The UN-appointed Independent International Commission of Inquiry on Syria on Wednesday accused Syria of violating international human rights law [report, PDF] after finding that Syrian forces are engaging in torture and killings under orders from high level government officials. Military forces under Syrian President Bashar al-Assad [BBC profile; JURIST news archive] have been shelling opposition strongholds in the city of Homs for 20 straight days and reportedly killed more than 80 people on Wednesday, including two journalists [NYT report]. The UN report, based on 369 interviews with victims, witnesses, defectors and other Syrian insiders, described some of the findings:
The commission received credible and consistent evidence identifying high- and mid-ranking members of the armed forces who ordered their subordinates to shoot at unarmed protestors, kill soldiers who refused to obey such orders, arrest persons without cause, mistreat detained persons and attack civilian neighbourhoods with indiscriminate tank and machine-gun fire.
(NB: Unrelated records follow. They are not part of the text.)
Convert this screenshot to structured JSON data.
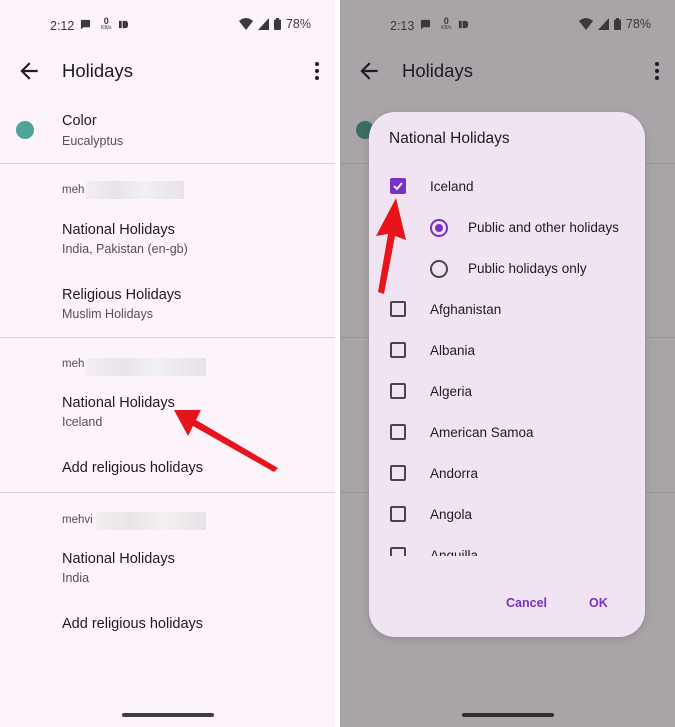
{
  "left": {
    "status": {
      "time": "2:12",
      "kb_top": "0",
      "kb_bottom": "KB/s",
      "battery": "78%"
    },
    "appbar": {
      "title": "Holidays"
    },
    "color": {
      "title": "Color",
      "value": "Eucalyptus"
    },
    "accounts": [
      {
        "label": "meh",
        "national": {
          "title": "National Holidays",
          "sub": "India, Pakistan (en-gb)"
        },
        "religious": {
          "title": "Religious Holidays",
          "sub": "Muslim Holidays"
        }
      },
      {
        "label": "meh",
        "national": {
          "title": "National Holidays",
          "sub": "Iceland"
        },
        "religious": {
          "title": "Add religious holidays"
        }
      },
      {
        "label": "mehvi",
        "national": {
          "title": "National Holidays",
          "sub": "India"
        },
        "religious": {
          "title": "Add religious holidays"
        }
      }
    ]
  },
  "right": {
    "status": {
      "time": "2:13",
      "kb_top": "0",
      "kb_bottom": "KB/s",
      "battery": "78%"
    },
    "appbar": {
      "title": "Holidays"
    },
    "dialog": {
      "title": "National Holidays",
      "items": [
        {
          "label": "Iceland",
          "checked": true
        },
        {
          "label": "Afghanistan",
          "checked": false
        },
        {
          "label": "Albania",
          "checked": false
        },
        {
          "label": "Algeria",
          "checked": false
        },
        {
          "label": "American Samoa",
          "checked": false
        },
        {
          "label": "Andorra",
          "checked": false
        },
        {
          "label": "Angola",
          "checked": false
        },
        {
          "label": "Anguilla",
          "checked": false
        }
      ],
      "radios": [
        {
          "label": "Public and other holidays",
          "selected": true
        },
        {
          "label": "Public holidays only",
          "selected": false
        }
      ],
      "cancel": "Cancel",
      "ok": "OK"
    }
  },
  "colors": {
    "accent": "#7a2fc7",
    "swatch": "#4fa397",
    "arrow": "#e8141b"
  }
}
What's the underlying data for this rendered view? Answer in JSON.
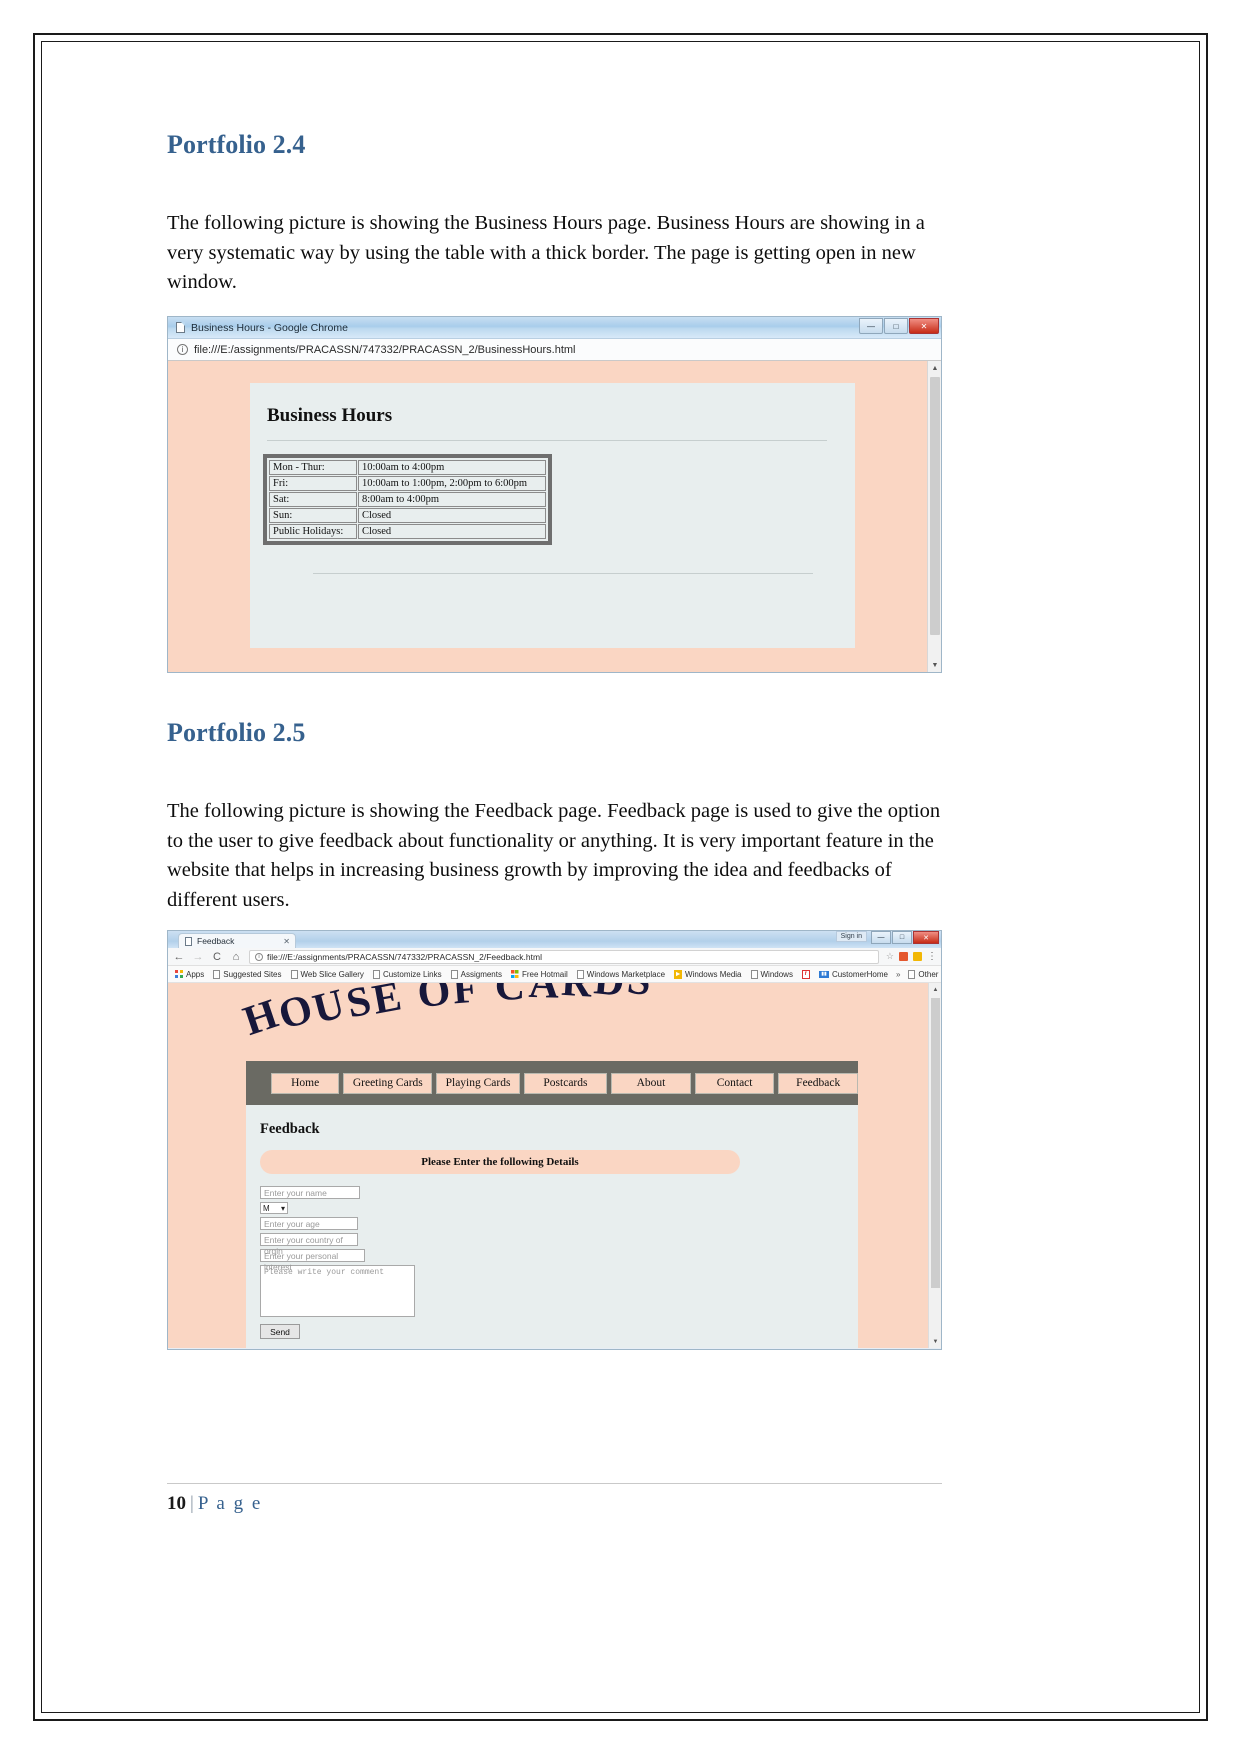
{
  "document": {
    "sections": [
      {
        "heading": "Portfolio 2.4",
        "body": "The following picture is showing the Business Hours page. Business Hours are showing in a very systematic way by using the table with a thick border. The page is getting open in new window."
      },
      {
        "heading": "Portfolio 2.5",
        "body": "The following picture is showing the Feedback page. Feedback page is used to give the option to the user to give feedback about functionality or anything. It is very important feature in the website that helps in increasing business growth by improving the idea and feedbacks of different users."
      }
    ],
    "footer": {
      "page_number": "10",
      "separator": "|",
      "label": "P a g e"
    }
  },
  "screenshot_business_hours": {
    "window_title": "Business Hours - Google Chrome",
    "window_controls": {
      "minimize": "—",
      "maximize": "□",
      "close": "✕"
    },
    "url": "file:///E:/assignments/PRACASSN/747332/PRACASSN_2/BusinessHours.html",
    "info_icon": "ⓘ",
    "page": {
      "title": "Business Hours",
      "table": {
        "rows": [
          {
            "day": "Mon - Thur:",
            "hours": "10:00am to 4:00pm"
          },
          {
            "day": "Fri:",
            "hours": "10:00am to 1:00pm, 2:00pm to 6:00pm"
          },
          {
            "day": "Sat:",
            "hours": "8:00am to 4:00pm"
          },
          {
            "day": "Sun:",
            "hours": "Closed"
          },
          {
            "day": "Public Holidays:",
            "hours": "Closed"
          }
        ]
      }
    },
    "scrollbar": {
      "up": "▲",
      "down": "▼"
    }
  },
  "screenshot_feedback": {
    "tab_label": "Feedback",
    "tab_close": "✕",
    "window_controls": {
      "signin": "Sign in",
      "minimize": "—",
      "maximize": "□",
      "close": "✕"
    },
    "nav": {
      "back": "←",
      "forward": "→",
      "reload": "C",
      "home": "⌂"
    },
    "url": "file:///E:/assignments/PRACASSN/747332/PRACASSN_2/Feedback.html",
    "info_icon": "ⓘ",
    "star_icon": "☆",
    "menu_icon": "⋮",
    "bookmarks": [
      {
        "label": "Apps",
        "icon": "apps-grid-icon"
      },
      {
        "label": "Suggested Sites",
        "icon": "page-icon"
      },
      {
        "label": "Web Slice Gallery",
        "icon": "page-icon"
      },
      {
        "label": "Customize Links",
        "icon": "page-icon"
      },
      {
        "label": "Assigments",
        "icon": "page-icon"
      },
      {
        "label": "Free Hotmail",
        "icon": "windows-icon"
      },
      {
        "label": "Windows Marketplace",
        "icon": "page-icon"
      },
      {
        "label": "Windows Media",
        "icon": "media-icon"
      },
      {
        "label": "Windows",
        "icon": "page-icon"
      },
      {
        "label": "",
        "icon": "red-r-icon"
      },
      {
        "label": "CustomerHome",
        "icon": "customer-icon"
      }
    ],
    "bookmarks_overflow": "»",
    "other_bookmarks": "Other bookmarks",
    "site": {
      "brand": "HOUSE OF CARDS",
      "nav_items": [
        "Home",
        "Greeting Cards",
        "Playing Cards",
        "Postcards",
        "About",
        "Contact",
        "Feedback"
      ],
      "page_title": "Feedback",
      "form_banner": "Please Enter the following Details",
      "fields": [
        {
          "name": "name-field",
          "placeholder": "Enter your name"
        },
        {
          "name": "gender-select",
          "value": "M",
          "caret": "▾"
        },
        {
          "name": "age-field",
          "placeholder": "Enter your age"
        },
        {
          "name": "country-field",
          "placeholder": "Enter your country of orgin"
        },
        {
          "name": "interest-field",
          "placeholder": "Enter your personal interest"
        }
      ],
      "comment_placeholder": "Please write your comment",
      "submit_label": "Send"
    },
    "scrollbar": {
      "up": "▲",
      "down": "▼"
    }
  },
  "colors": {
    "heading_blue": "#36618e",
    "site_peach": "#fad6c3",
    "site_grey": "#6a6a63",
    "site_panel": "#e8eeee"
  }
}
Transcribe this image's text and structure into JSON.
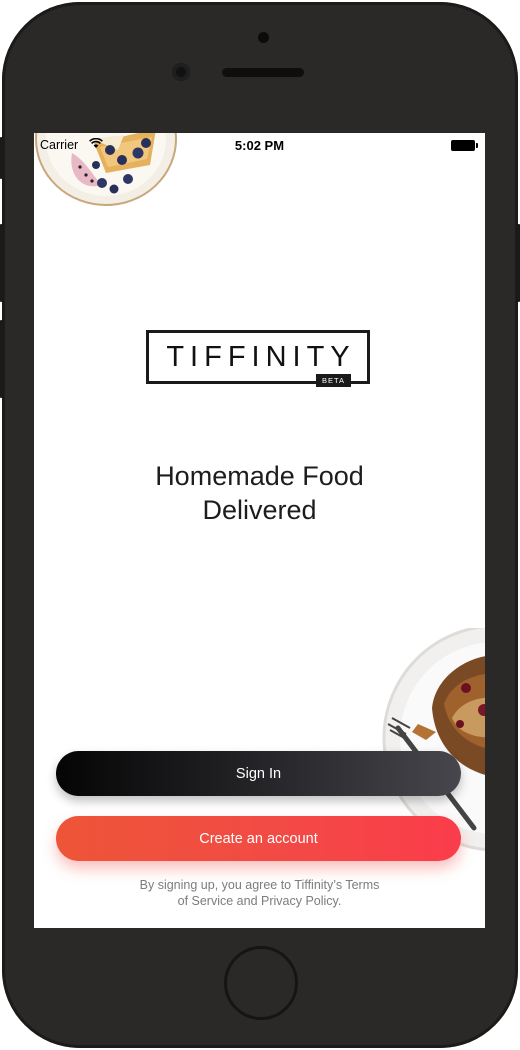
{
  "status_bar": {
    "carrier": "Carrier",
    "time": "5:02 PM"
  },
  "logo": {
    "text": "TIFFINITY",
    "badge": "BETA"
  },
  "headline": {
    "line1": "Homemade Food",
    "line2": "Delivered"
  },
  "buttons": {
    "sign_in": "Sign In",
    "create_account": "Create an account"
  },
  "terms": {
    "line1": "By signing up, you agree to Tiffinity’s Terms",
    "line2": "of Service and Privacy Policy."
  },
  "colors": {
    "sign_in_gradient": [
      "#050505",
      "#46464c"
    ],
    "create_gradient": [
      "#ee5537",
      "#fb3c4b"
    ],
    "device_body": "#2b2928"
  },
  "icons": [
    "wifi-icon",
    "battery-icon",
    "food-plate-image"
  ]
}
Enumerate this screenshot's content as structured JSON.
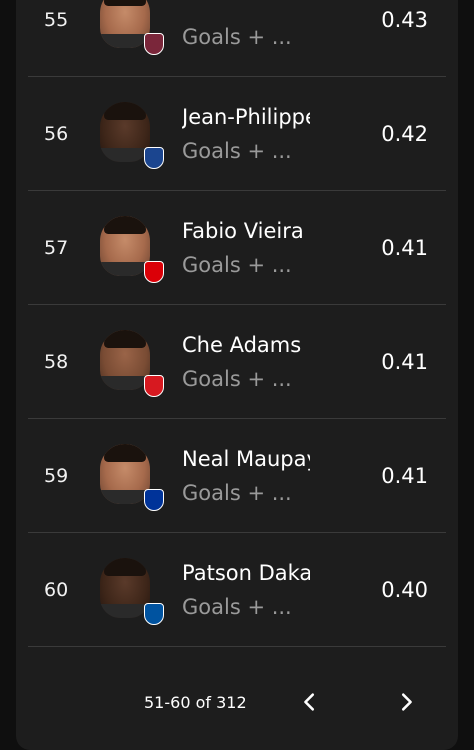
{
  "rows": [
    {
      "rank": "55",
      "name": "",
      "stat": "Goals + ...",
      "value": "0.43",
      "crest_color": "#7a263a",
      "crest_icon": "west-ham-crest-icon"
    },
    {
      "rank": "56",
      "name": "Jean-Philippe",
      "stat": "Goals + ...",
      "value": "0.42",
      "crest_color": "#1b458f",
      "crest_icon": "crystal-palace-crest-icon"
    },
    {
      "rank": "57",
      "name": "Fabio Vieira",
      "stat": "Goals + ...",
      "value": "0.41",
      "crest_color": "#db0007",
      "crest_icon": "arsenal-crest-icon"
    },
    {
      "rank": "58",
      "name": "Che Adams",
      "stat": "Goals + ...",
      "value": "0.41",
      "crest_color": "#d71920",
      "crest_icon": "southampton-crest-icon"
    },
    {
      "rank": "59",
      "name": "Neal Maupay",
      "stat": "Goals + ...",
      "value": "0.41",
      "crest_color": "#003399",
      "crest_icon": "everton-crest-icon"
    },
    {
      "rank": "60",
      "name": "Patson Daka",
      "stat": "Goals + ...",
      "value": "0.40",
      "crest_color": "#0053a0",
      "crest_icon": "leicester-crest-icon"
    }
  ],
  "pagination": {
    "range_label": "51-60 of 312",
    "prev_icon": "chevron-left-icon",
    "next_icon": "chevron-right-icon"
  }
}
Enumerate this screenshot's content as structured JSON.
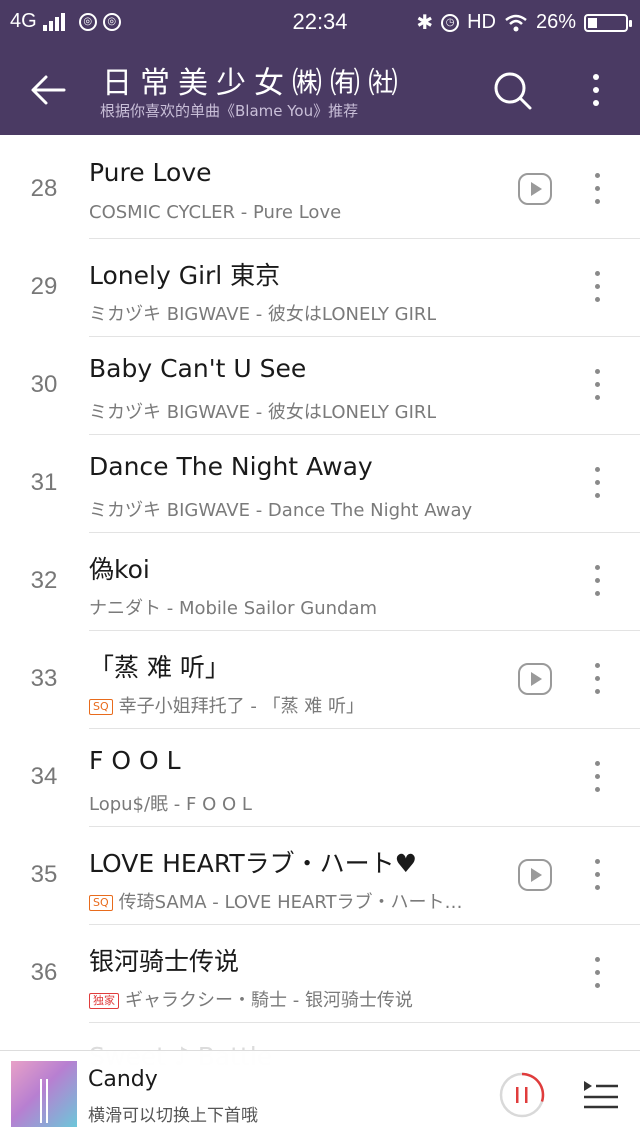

In some cases, they gave explicit orders to commit crimes, in others they used more general terms (e.g. use any force necessary) that, in the circumstances, left no room for interpretation. The commission verified that, in some locations, individual army officers ordered the indiscriminate shelling of civilian neighbourhoods in urban areas such as Hama, Al Ladhiqiyah, Dar'a and Homs.The commission of inquiry, headed by Paulo Pinheiro, found that rebel forces led by the Free Syrian Army had also committed abductions and killings, though lesser in scale. The report is a follow-up to a November report [JURIST report], which had similar findings. An assembly of Western and Arab powers plans to challenge al-Assad [news report, Reuters] on Friday to provide humanitarian access to civilians.
The growing unrest in Syria has drawn international attention. Last week, both UN High Commissioner for Human Rights Navi Pillay [official profile; JURIST news archive] and UN Secretary-General Ban Ki-moon [official profile] called for an end to the violence in Syria, with Pillay asking the UN Security Council to refer the situation in Syria [JURIST reports] to the International Criminal Court (ICC). Pillay urged an investigation of Syrian government and military officials for possible crimes against humanity. The UN Children's Fund (UNICEF) [official website] claimed earlier in February that the past 11 months of violence in Syria have led to the deaths of hundreds of children [JURIST report]. In January, Ban demanded [JURIST report] that the Syrian government end violence against civilians. The OHCHR reports that more than 5,000 people have died since anti-government protests began last March.